How to Avoid Dog Bites in Kentucky

January 30, 2013

Dogs are wonderful companions for adults and children alike. They offer unconditional love and are happy to see you when you come home. But what some people sometimes forget is that they are still animals and, as a result, they can be unpredictable. Two recent cases, one right here in Kentucky, illustrate this point.

On January 9, 2013, three children were playing at a home in Henderson, Kentucky. The kids were getting a little crazy, which riled up the dog living at the home, so the owner told the kids to calm down. The kids calmed down, and the dog appeared to calm down too. But when one of the children began staring at the dog, the dog attacked him, biting off his nose and swallowing it. After the dog was euthanized, the vet was able to retrieve the boy's nose and surgeons reattached it. The owner said he had owned the dog for a long time and he had never been aggressive before.
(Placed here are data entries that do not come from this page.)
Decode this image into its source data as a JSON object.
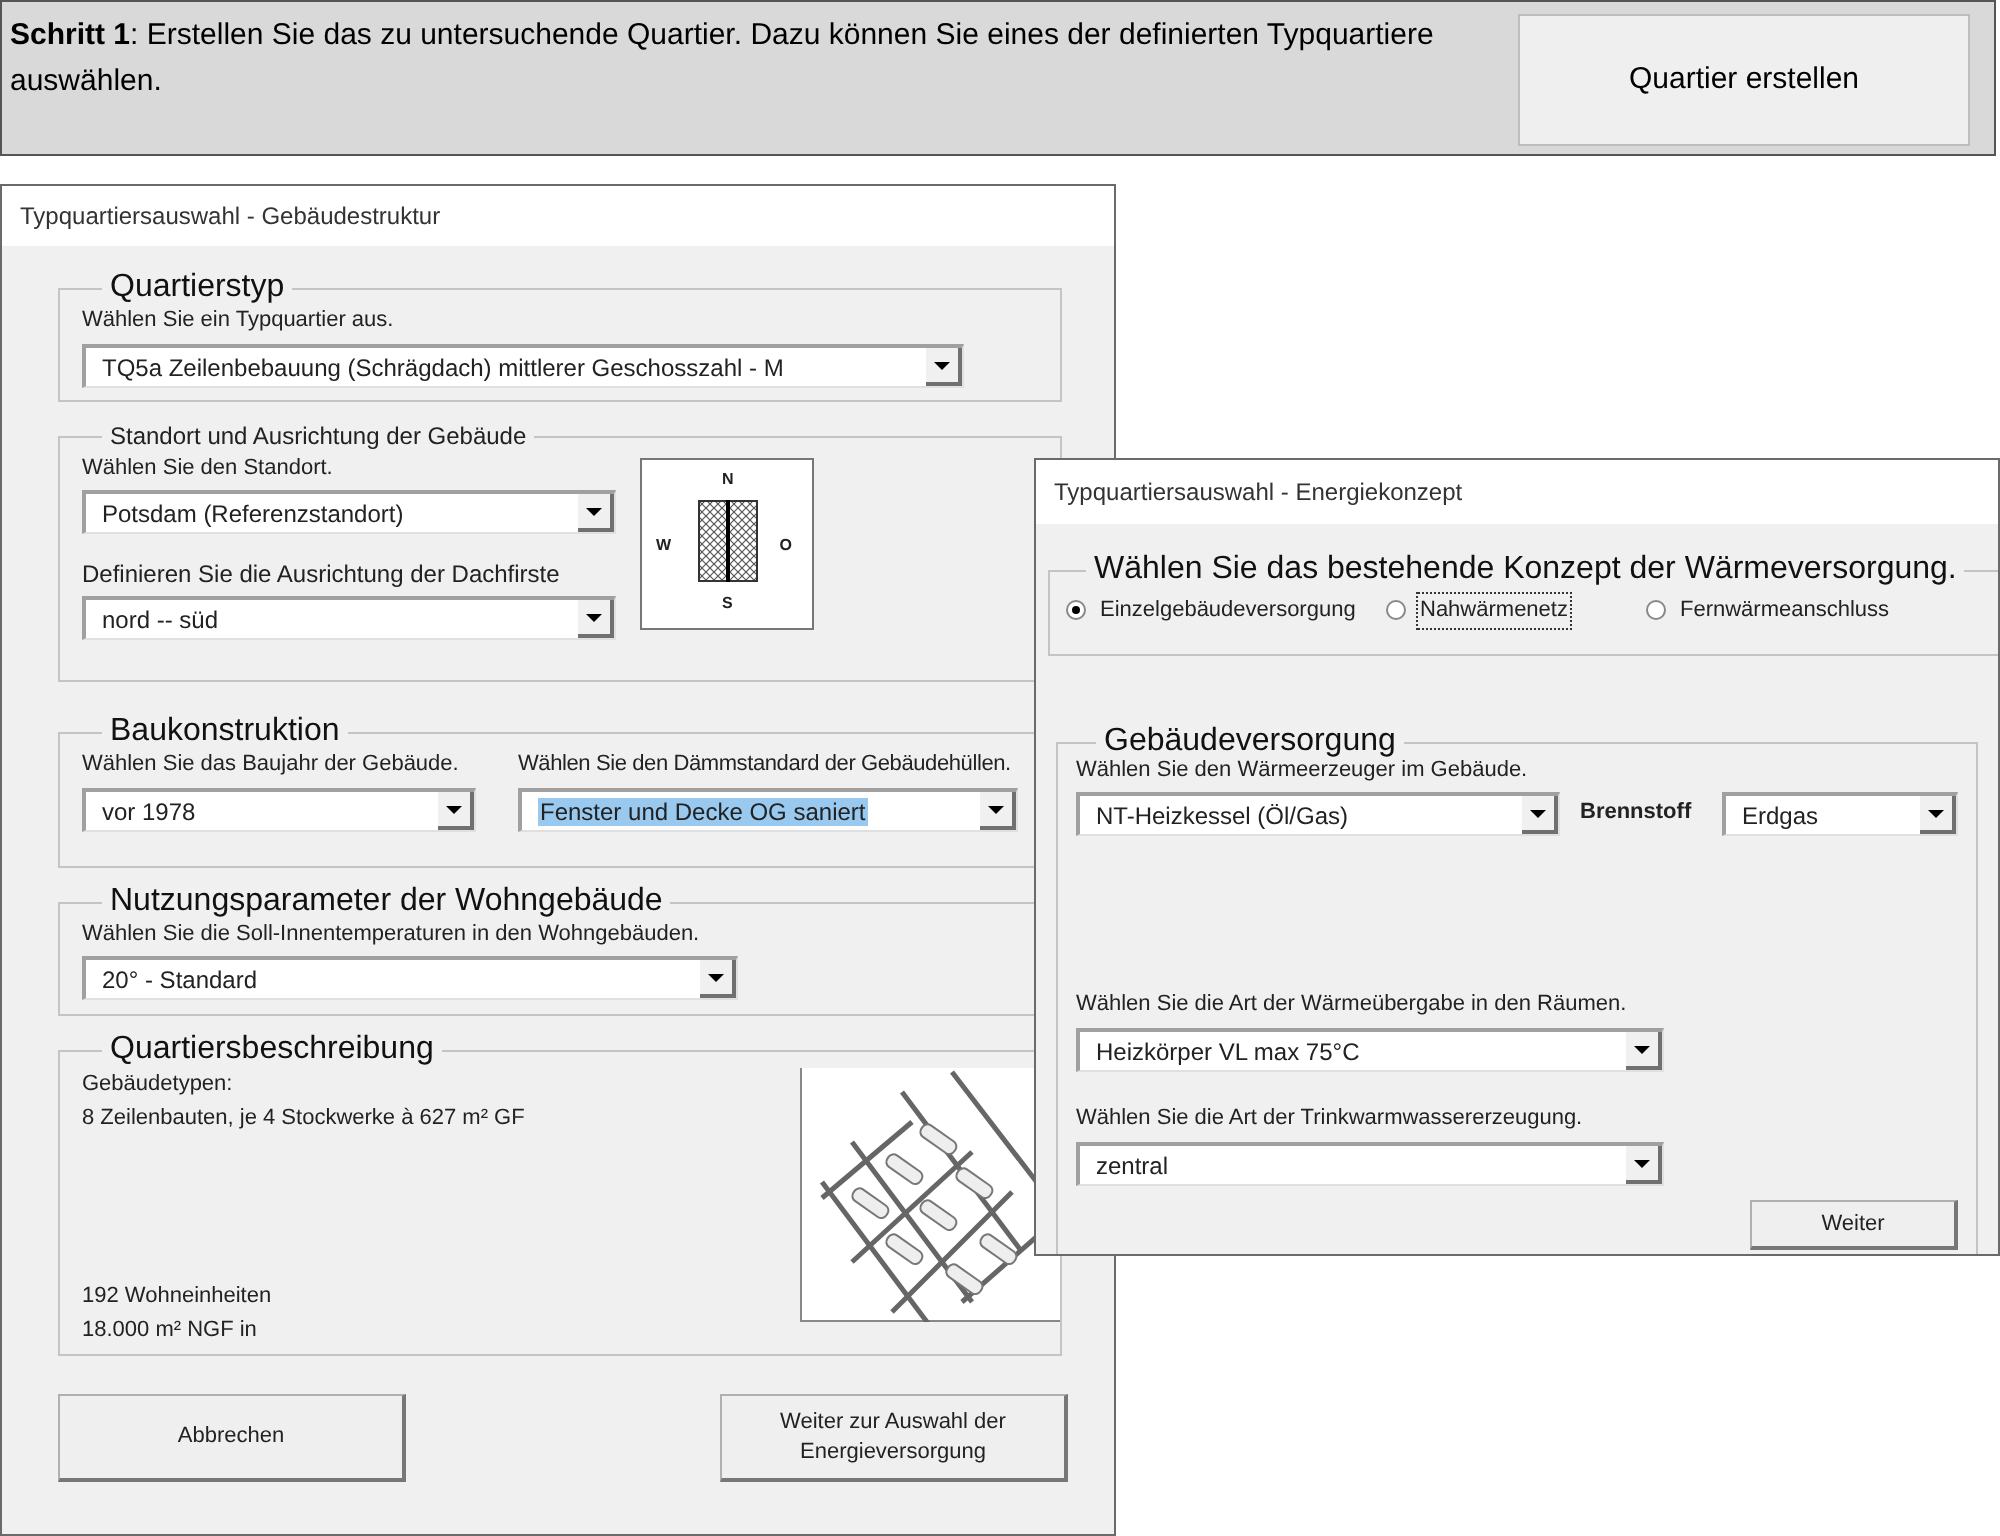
{
  "banner": {
    "text": "**Schritt 1**: Erstellen Sie das zu untersuchende Quartier. Dazu können Sie eines der definierten Typquartiere auswählen.",
    "button": "Quartier erstellen"
  },
  "structure_window": {
    "title": "Typquartiersauswahl - Gebäudestruktur",
    "quartierstyp": {
      "title": "Quartierstyp",
      "label": "Wählen Sie ein Typquartier aus.",
      "dropdown": {
        "value": "TQ5a Zeilenbebauung (Schrägdach) mittlerer Geschosszahl - M",
        "highlighted": false
      }
    },
    "standort": {
      "title": "Standort und Ausrichtung der Gebäude",
      "location_label": "Wählen Sie den Standort.",
      "location": {
        "value": "Potsdam (Referenzstandort)",
        "highlighted": false
      },
      "orientation_label": "Definieren Sie die Ausrichtung der Dachfirste",
      "orientation": {
        "value": "nord -- süd",
        "highlighted": false
      },
      "compass": {
        "north": "N",
        "west": "W",
        "east": "O",
        "south": "S"
      }
    },
    "baukonstruktion": {
      "title": "Baukonstruktion",
      "year_label": "Wählen Sie das Baujahr der Gebäude.",
      "year": {
        "value": "vor 1978",
        "highlighted": false
      },
      "insulation_label": "Wählen Sie den Dämmstandard der Gebäudehüllen.",
      "insulation": {
        "value": "Fenster und Decke OG saniert",
        "highlighted": true
      }
    },
    "nutzung": {
      "title": "Nutzungsparameter der Wohngebäude",
      "label": "Wählen Sie die Soll-Innentemperaturen in den Wohngebäuden.",
      "dropdown": {
        "value": "20° - Standard",
        "highlighted": false
      }
    },
    "beschreibung": {
      "title": "Quartiersbeschreibung",
      "lines_top": [
        "Gebäudetypen:",
        "8 Zeilenbauten, je 4 Stockwerke à 627 m² GF"
      ],
      "lines_bottom": [
        "192 Wohneinheiten",
        "18.000 m² NGF in"
      ]
    },
    "buttons": [
      "Abbrechen",
      "Weiter zur Auswahl der Energieversorgung"
    ]
  },
  "energy_window": {
    "title": "Typquartiersauswahl - Energiekonzept",
    "konzept": {
      "title": "Wählen Sie das bestehende Konzept der Wärmeversorgung.",
      "options": [
        {
          "label": "Einzelgebäudeversorgung",
          "selected": true,
          "focused": false
        },
        {
          "label": "Nahwärmenetz",
          "selected": false,
          "focused": true
        },
        {
          "label": "Fernwärmeanschluss",
          "selected": false,
          "focused": false
        }
      ]
    },
    "versorgung": {
      "title": "Gebäudeversorgung",
      "generator_label": "Wählen Sie den Wärmeerzeuger im Gebäude.",
      "generator": {
        "value": "NT-Heizkessel (Öl/Gas)",
        "highlighted": false
      },
      "fuel_label": "Brennstoff",
      "fuel": {
        "value": "Erdgas",
        "highlighted": false
      },
      "transfer_label": "Wählen Sie die Art der Wärmeübergabe in den Räumen.",
      "transfer": {
        "value": "Heizkörper VL max 75°C",
        "highlighted": false
      },
      "water_label": "Wählen Sie die Art der Trinkwarmwassererzeugung.",
      "water": {
        "value": "zentral",
        "highlighted": false
      },
      "button": "Weiter"
    }
  }
}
In the same week in New Athens, Illinois, a young girl was attacked by two dogs as she and her friend were walking. She suffered bites to multiple parts of her body. What is even more disturbing about this attack is that the dogs were owned by the town's former police chief, and one of the dogs was a trained police dog. That may leave some wondering how any dog can be trusted if even a trained police dog can attack without warning.

The fact of the matter is that you should never trust a dog 100%. Even the gentlest, calmest dog can have a bad moment that could end with someone being bitten. The American Kennel Club offers these tips to avoid dog bite injuries:
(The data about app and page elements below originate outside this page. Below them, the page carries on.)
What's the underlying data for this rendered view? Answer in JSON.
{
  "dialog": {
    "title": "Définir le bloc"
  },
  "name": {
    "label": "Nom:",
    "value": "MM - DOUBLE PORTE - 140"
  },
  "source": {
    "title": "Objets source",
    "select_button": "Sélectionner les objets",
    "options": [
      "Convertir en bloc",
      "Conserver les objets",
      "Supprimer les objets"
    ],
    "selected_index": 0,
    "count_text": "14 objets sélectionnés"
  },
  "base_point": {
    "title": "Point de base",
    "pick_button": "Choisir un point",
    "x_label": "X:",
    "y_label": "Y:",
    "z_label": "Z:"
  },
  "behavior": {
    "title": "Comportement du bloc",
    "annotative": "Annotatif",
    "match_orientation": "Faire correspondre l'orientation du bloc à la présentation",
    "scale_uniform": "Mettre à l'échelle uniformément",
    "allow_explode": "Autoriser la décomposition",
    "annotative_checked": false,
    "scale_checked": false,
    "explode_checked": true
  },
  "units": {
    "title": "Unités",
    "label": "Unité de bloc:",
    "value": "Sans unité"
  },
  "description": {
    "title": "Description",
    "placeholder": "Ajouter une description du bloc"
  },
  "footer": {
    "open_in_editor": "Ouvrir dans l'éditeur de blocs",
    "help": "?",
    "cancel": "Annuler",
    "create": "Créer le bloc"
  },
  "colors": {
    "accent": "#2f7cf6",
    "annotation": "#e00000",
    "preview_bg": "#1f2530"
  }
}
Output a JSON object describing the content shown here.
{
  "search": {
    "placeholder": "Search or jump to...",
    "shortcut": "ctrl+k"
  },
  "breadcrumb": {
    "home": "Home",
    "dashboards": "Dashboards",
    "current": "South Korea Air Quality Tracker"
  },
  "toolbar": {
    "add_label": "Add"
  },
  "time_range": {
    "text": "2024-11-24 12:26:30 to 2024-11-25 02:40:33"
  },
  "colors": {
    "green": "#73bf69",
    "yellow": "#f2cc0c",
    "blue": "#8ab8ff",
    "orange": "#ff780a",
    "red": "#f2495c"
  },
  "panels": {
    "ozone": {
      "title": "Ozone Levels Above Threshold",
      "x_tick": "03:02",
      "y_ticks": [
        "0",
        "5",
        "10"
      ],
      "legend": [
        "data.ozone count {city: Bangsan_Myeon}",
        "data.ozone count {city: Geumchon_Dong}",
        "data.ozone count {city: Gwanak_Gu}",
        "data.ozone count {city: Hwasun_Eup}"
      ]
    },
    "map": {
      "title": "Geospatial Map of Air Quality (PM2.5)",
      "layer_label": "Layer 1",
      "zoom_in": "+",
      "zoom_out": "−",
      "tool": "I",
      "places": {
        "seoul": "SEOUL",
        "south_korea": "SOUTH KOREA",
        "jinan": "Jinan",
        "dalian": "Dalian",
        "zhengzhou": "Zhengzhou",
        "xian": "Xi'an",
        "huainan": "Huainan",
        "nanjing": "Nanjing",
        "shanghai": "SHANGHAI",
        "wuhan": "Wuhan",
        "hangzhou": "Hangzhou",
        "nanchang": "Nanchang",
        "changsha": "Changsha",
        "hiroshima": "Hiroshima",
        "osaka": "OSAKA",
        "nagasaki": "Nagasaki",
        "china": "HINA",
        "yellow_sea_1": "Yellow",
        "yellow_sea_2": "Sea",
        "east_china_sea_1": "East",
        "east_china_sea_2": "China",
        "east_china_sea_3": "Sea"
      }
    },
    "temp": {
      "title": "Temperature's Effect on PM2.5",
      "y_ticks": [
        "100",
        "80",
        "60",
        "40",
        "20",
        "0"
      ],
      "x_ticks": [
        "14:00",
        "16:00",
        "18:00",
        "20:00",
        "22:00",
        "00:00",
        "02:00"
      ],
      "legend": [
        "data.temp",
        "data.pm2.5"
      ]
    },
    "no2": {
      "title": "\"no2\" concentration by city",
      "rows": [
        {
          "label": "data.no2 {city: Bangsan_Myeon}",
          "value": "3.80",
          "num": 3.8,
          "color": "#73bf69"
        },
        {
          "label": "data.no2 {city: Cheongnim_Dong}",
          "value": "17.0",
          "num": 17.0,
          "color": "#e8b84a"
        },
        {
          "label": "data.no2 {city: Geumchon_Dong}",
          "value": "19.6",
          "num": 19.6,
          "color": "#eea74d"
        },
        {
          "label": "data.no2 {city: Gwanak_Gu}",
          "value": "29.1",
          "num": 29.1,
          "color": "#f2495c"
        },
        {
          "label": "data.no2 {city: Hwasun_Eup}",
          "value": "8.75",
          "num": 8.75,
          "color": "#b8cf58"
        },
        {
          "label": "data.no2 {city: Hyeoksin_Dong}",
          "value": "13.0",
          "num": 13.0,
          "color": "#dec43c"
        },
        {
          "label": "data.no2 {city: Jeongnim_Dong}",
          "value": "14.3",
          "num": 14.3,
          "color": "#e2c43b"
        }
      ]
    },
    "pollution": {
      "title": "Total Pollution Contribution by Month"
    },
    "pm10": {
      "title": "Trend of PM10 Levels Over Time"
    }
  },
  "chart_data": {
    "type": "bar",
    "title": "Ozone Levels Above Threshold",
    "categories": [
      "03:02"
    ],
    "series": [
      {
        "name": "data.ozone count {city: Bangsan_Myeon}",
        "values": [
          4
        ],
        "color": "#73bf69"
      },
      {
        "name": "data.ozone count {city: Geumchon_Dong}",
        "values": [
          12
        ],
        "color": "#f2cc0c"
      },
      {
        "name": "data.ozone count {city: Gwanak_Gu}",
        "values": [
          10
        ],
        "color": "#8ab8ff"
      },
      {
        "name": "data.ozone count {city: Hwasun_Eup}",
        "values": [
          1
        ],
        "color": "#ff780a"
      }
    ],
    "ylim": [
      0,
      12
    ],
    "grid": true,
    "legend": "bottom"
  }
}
  • Do not put your dog in a situation where it could be threatened or teased. You may want to confine your dog in these potential situations.
  • Play non-aggressive games such as fetch. Games such as tug-of-war could encourage inappropriate behavior.
  • Small children should never be left unsupervised with a pet.
  • Children should be taught to always ask the owner for permission before they pet a dog.
  • Respect a dog's space. Keep your hands away from a dog's fence. A dog considers its yard personal property and may growl or bite to protect it.
  • "Let sleeping dogs lie" is a good rule to follow. That goes for a dog that is eating or drinking as well.
  • Be cautious around a mother dog with her puppies. She will be naturally protective.
  • Look for a certain type of body language to tell you to keep your distance. A threatening dog may have a wrinkled nose that draws back to reveal its teeth. The hair along the back of its neck may be raised, forming a long column along the spine. Its ears may lie back, and its body may appear tense and cocked. The dog may also growl or snarl. Always try to avoid any dog displaying any of these signs or acting in a threatening manner.

Not every dog bite can be avoided, and sometimes they do cause serious injury. A Kentucky personal injury attorney can help you determine if you should file an insurance claim or take legal action against the owner if you are bitten by a dog.


Tips to prevent dog bites; American Kennel Club

Former Police Chief's dogs attack young girl; 14 News; Dan Katz; January 11, 2013
Doctors reattach nose after Henderson pit bull attack; Evansville Courier and Press; January 11, 2013